Indigenous U of S students hold solidarity rally
- Andrea Ledding | January 25, 2019
Indigenous students gathered at the Gordon Oakes Red Bear Centre in solidarity with the Unistoten and the Indigenous rally in Washington, DC on Friday, January 18th. At the Unistoten camp, women and youth have been arrested for their peaceful protest against pipelines, while various clips from the rallies in Washington have been widely shared.
Aubrey-Anne Laliberte-Pewapisconias from Little Pine First Nation was one of the lead organizers and emcees and listed some of the concerns and focuses of the gathering, as exemplified by the many signs held by the crowd: the Washington rally, missing and murdered women, Native lives matter, honour the earth and protect the children.
“These issues we can all identify with as matters that impact us as Indigenous people,” she said.
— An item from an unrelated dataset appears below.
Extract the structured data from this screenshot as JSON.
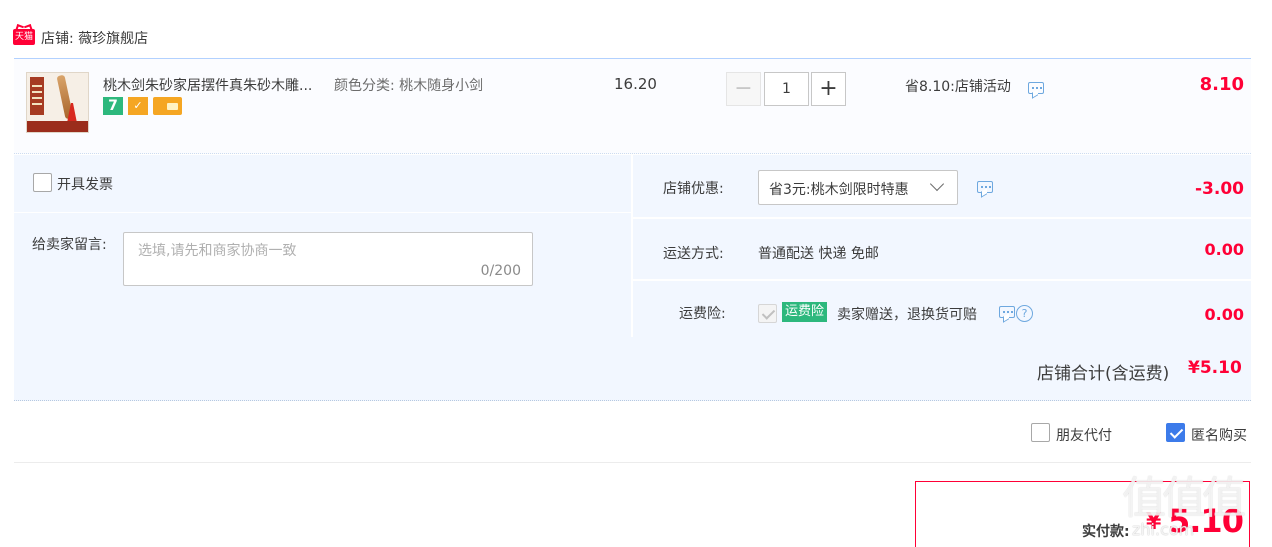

Pewapisconias, along with Jerrica Prettyshield, and Elder Mary Lee who opened with prayer, discussed the issues at length for the crowd gathered. USSU President Rollin Baldhead also shared a drum song to open, after the prayer.
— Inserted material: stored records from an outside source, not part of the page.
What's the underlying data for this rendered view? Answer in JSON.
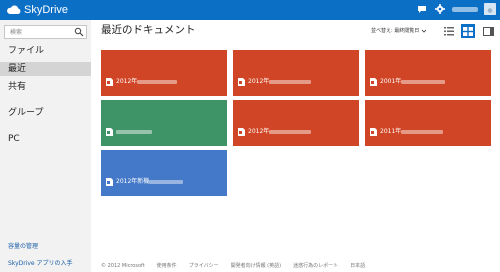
{
  "app": {
    "name": "SkyDrive"
  },
  "search": {
    "placeholder": "検索"
  },
  "sidebar": {
    "items": [
      {
        "label": "ファイル"
      },
      {
        "label": "最近"
      },
      {
        "label": "共有"
      },
      {
        "label": "グループ"
      },
      {
        "label": "PC"
      }
    ],
    "selected": "最近",
    "links": [
      {
        "label": "容量の管理"
      },
      {
        "label": "SkyDrive アプリの入手"
      }
    ]
  },
  "main": {
    "title": "最近のドキュメント",
    "sort_label": "並べ替え: 最終閲覧日",
    "tiles": [
      {
        "label": "2012年",
        "color": "#d04525",
        "app": "powerpoint"
      },
      {
        "label": "2012年",
        "color": "#d04525",
        "app": "powerpoint"
      },
      {
        "label": "2001年",
        "color": "#d04525",
        "app": "powerpoint"
      },
      {
        "label": "",
        "color": "#3f9467",
        "app": "excel"
      },
      {
        "label": "2012年",
        "color": "#d04525",
        "app": "powerpoint"
      },
      {
        "label": "2011年",
        "color": "#d04525",
        "app": "powerpoint"
      },
      {
        "label": "2012年新機",
        "color": "#4478c8",
        "app": "word"
      }
    ]
  },
  "footer": {
    "links": [
      {
        "label": "© 2012 Microsoft"
      },
      {
        "label": "使用条件"
      },
      {
        "label": "プライバシー"
      },
      {
        "label": "開発者向け情報 (英語)"
      },
      {
        "label": "迷惑行為のレポート"
      },
      {
        "label": "日本語"
      }
    ]
  },
  "colors": {
    "topbar": "#0b6fc6",
    "sidebar_bg": "#f2f2f2",
    "selected_nav": "#d4d4d4",
    "powerpoint_tile": "#d04525",
    "excel_tile": "#3f9467",
    "word_tile": "#4478c8",
    "link": "#1a5ea7"
  },
  "icons": [
    "skydrive-cloud-icon",
    "chat-icon",
    "settings-gear-icon",
    "avatar",
    "search-icon",
    "details-view-icon",
    "thumbnails-view-icon",
    "preview-pane-icon",
    "document-icon",
    "chevron-down-icon"
  ]
}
“Jerrica and myself both felt passionate about these matters...we are people who have survived genocide, assimilation, colonization, and abuse in extreme forms,” said Pewapisconias, who opened by sharing her own experience growing up as an urban Indian, being told to go back to Residential Schools by other kids, feeling less than, or being told she was not a real Indian because she could not speak her language or did not grow up on a reserve.
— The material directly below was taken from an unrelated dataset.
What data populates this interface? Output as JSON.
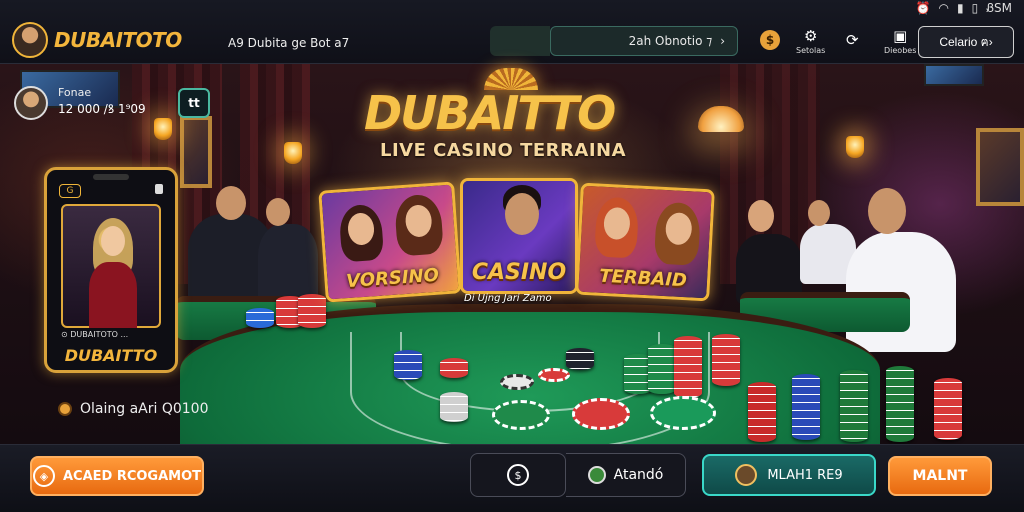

“My parents explained to me that our people...lived freely on our land and were blessed with having peace with their way of life and a relationship with Mother Earth. That’s a real Indian, and we are still Indigenous people now.”
Pewapisconias, who is 19 and attends Edwards School of Business, is Headperson of the Indigenous Business Students’ Society, Charity Director of Events for the Edwards Business Students' Society, and Events Director for the Finance Students' Society, notes she is now very proud of who she is.
“I am proud of my culture and my ancestors,” she said, adding she is descended from Residential School survivors who still speak their language and practice their culture. “I give thanks to them.”
She mentioned the power of stories to heal and to harm — stories have been used to both strengthen and attack Indigenous people, and she recommended the Harold Johnson Think Indigenous online talk about stories.
“Colonizers want us to be driven apart by our differences...but we will never let them win,” said Pewapisconias. “We will survive, thrive, and take back what we deserve.”
The rally included a panel comprised of Pewapisconias, Lee, and Prettyshield following the opening address, and participants had signs demonstrating their support for the issues which included the Unistoten, the lands and waters, and protection for Indigenous peoples and Mother Earth.